▶ DIRECTIONS
The response should consist of every record, reproduced exactly.

(LISTED RECORDS)

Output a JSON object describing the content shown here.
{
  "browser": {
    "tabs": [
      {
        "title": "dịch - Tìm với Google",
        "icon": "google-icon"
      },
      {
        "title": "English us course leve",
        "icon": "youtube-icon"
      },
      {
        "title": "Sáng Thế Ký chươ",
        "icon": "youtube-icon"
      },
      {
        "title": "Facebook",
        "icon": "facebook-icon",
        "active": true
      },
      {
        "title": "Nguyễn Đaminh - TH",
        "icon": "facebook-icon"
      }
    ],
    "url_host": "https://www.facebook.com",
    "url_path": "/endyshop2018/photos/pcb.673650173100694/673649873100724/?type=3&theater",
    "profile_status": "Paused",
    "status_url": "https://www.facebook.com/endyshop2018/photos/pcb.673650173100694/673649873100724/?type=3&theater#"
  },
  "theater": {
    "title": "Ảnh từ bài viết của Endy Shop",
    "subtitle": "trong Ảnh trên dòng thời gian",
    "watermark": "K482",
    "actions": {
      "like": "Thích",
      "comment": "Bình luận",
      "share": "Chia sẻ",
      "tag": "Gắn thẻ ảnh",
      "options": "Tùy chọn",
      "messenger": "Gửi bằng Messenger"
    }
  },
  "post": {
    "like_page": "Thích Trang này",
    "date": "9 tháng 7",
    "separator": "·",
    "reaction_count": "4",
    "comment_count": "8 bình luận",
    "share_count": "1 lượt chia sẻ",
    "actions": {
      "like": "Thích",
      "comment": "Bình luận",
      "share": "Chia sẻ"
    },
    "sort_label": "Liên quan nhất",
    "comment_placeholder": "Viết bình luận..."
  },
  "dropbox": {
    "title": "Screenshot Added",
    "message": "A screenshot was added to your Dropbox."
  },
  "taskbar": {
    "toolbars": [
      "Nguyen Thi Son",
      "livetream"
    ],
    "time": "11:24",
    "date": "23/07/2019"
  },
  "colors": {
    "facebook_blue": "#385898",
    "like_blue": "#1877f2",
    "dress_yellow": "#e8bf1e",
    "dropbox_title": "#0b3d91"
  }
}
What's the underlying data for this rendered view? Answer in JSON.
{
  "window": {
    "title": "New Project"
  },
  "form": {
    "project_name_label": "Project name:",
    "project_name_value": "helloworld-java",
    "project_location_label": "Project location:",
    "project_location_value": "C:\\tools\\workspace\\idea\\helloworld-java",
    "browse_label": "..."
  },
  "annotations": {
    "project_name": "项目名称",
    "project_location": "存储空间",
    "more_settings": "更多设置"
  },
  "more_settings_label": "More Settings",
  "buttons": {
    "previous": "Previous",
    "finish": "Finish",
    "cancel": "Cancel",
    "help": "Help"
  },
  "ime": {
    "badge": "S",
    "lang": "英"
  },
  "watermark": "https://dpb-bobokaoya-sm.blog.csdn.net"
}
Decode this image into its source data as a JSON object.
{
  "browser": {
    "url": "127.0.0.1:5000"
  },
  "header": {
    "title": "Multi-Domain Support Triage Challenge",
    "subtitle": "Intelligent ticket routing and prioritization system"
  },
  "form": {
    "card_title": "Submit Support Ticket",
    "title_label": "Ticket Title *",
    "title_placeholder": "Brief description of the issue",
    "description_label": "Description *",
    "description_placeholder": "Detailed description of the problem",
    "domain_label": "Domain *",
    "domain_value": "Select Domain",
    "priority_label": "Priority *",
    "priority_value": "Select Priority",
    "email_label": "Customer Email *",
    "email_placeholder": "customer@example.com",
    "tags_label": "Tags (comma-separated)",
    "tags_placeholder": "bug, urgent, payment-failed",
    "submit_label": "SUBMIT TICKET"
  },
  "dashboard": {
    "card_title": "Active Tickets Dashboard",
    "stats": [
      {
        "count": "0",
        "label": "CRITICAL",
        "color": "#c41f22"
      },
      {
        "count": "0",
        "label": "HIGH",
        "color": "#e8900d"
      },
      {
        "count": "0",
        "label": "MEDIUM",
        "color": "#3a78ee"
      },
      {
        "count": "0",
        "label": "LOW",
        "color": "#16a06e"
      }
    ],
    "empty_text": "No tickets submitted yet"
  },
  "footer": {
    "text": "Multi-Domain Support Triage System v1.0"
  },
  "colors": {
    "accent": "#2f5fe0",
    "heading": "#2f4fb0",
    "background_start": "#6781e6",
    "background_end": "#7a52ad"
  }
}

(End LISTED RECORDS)

▶ WRITTEN RESPONSE
Output a JSON object describing the content shown here.
{
  "browser": {
    "tabs": [
      {
        "title": "dịch - Tìm với Google",
        "icon": "google-icon"
      },
      {
        "title": "English us course leve",
        "icon": "youtube-icon"
      },
      {
        "title": "Sáng Thế Ký chươ",
        "icon": "youtube-icon"
      },
      {
        "title": "Facebook",
        "icon": "facebook-icon",
        "active": true
      },
      {
        "title": "Nguyễn Đaminh - TH",
        "icon": "facebook-icon"
      }
    ],
    "url_host": "https://www.facebook.com",
    "url_path": "/endyshop2018/photos/pcb.673650173100694/673649873100724/?type=3&theater",
    "profile_status": "Paused",
    "status_url": "https://www.facebook.com/endyshop2018/photos/pcb.673650173100694/673649873100724/?type=3&theater#"
  },
  "theater": {
    "title": "Ảnh từ bài viết của Endy Shop",
    "subtitle": "trong Ảnh trên dòng thời gian",
    "watermark": "K482",
    "actions": {
      "like": "Thích",
      "comment": "Bình luận",
      "share": "Chia sẻ",
      "tag": "Gắn thẻ ảnh",
      "options": "Tùy chọn",
      "messenger": "Gửi bằng Messenger"
    }
  },
  "post": {
    "like_page": "Thích Trang này",
    "date": "9 tháng 7",
    "separator": "·",
    "reaction_count": "4",
    "comment_count": "8 bình luận",
    "share_count": "1 lượt chia sẻ",
    "actions": {
      "like": "Thích",
      "comment": "Bình luận",
      "share": "Chia sẻ"
    },
    "sort_label": "Liên quan nhất",
    "comment_placeholder": "Viết bình luận..."
  },
  "dropbox": {
    "title": "Screenshot Added",
    "message": "A screenshot was added to your Dropbox."
  },
  "taskbar": {
    "toolbars": [
      "Nguyen Thi Son",
      "livetream"
    ],
    "time": "11:24",
    "date": "23/07/2019"
  },
  "colors": {
    "facebook_blue": "#385898",
    "like_blue": "#1877f2",
    "dress_yellow": "#e8bf1e",
    "dropbox_title": "#0b3d91"
  }
}
What's the underlying data for this rendered view? Answer in JSON.
{
  "window": {
    "title": "New Project"
  },
  "form": {
    "project_name_label": "Project name:",
    "project_name_value": "helloworld-java",
    "project_location_label": "Project location:",
    "project_location_value": "C:\\tools\\workspace\\idea\\helloworld-java",
    "browse_label": "..."
  },
  "annotations": {
    "project_name": "项目名称",
    "project_location": "存储空间",
    "more_settings": "更多设置"
  },
  "more_settings_label": "More Settings",
  "buttons": {
    "previous": "Previous",
    "finish": "Finish",
    "cancel": "Cancel",
    "help": "Help"
  },
  "ime": {
    "badge": "S",
    "lang": "英"
  },
  "watermark": "https://dpb-bobokaoya-sm.blog.csdn.net"
}
Decode this image into its source data as a JSON object.
{
  "browser": {
    "url": "127.0.0.1:5000"
  },
  "header": {
    "title": "Multi-Domain Support Triage Challenge",
    "subtitle": "Intelligent ticket routing and prioritization system"
  },
  "form": {
    "card_title": "Submit Support Ticket",
    "title_label": "Ticket Title *",
    "title_placeholder": "Brief description of the issue",
    "description_label": "Description *",
    "description_placeholder": "Detailed description of the problem",
    "domain_label": "Domain *",
    "domain_value": "Select Domain",
    "priority_label": "Priority *",
    "priority_value": "Select Priority",
    "email_label": "Customer Email *",
    "email_placeholder": "customer@example.com",
    "tags_label": "Tags (comma-separated)",
    "tags_placeholder": "bug, urgent, payment-failed",
    "submit_label": "SUBMIT TICKET"
  },
  "dashboard": {
    "card_title": "Active Tickets Dashboard",
    "stats": [
      {
        "count": "0",
        "label": "CRITICAL",
        "color": "#c41f22"
      },
      {
        "count": "0",
        "label": "HIGH",
        "color": "#e8900d"
      },
      {
        "count": "0",
        "label": "MEDIUM",
        "color": "#3a78ee"
      },
      {
        "count": "0",
        "label": "LOW",
        "color": "#16a06e"
      }
    ],
    "empty_text": "No tickets submitted yet"
  },
  "footer": {
    "text": "Multi-Domain Support Triage System v1.0"
  },
  "colors": {
    "accent": "#2f5fe0",
    "heading": "#2f4fb0",
    "background_start": "#6781e6",
    "background_end": "#7a52ad"
  }
}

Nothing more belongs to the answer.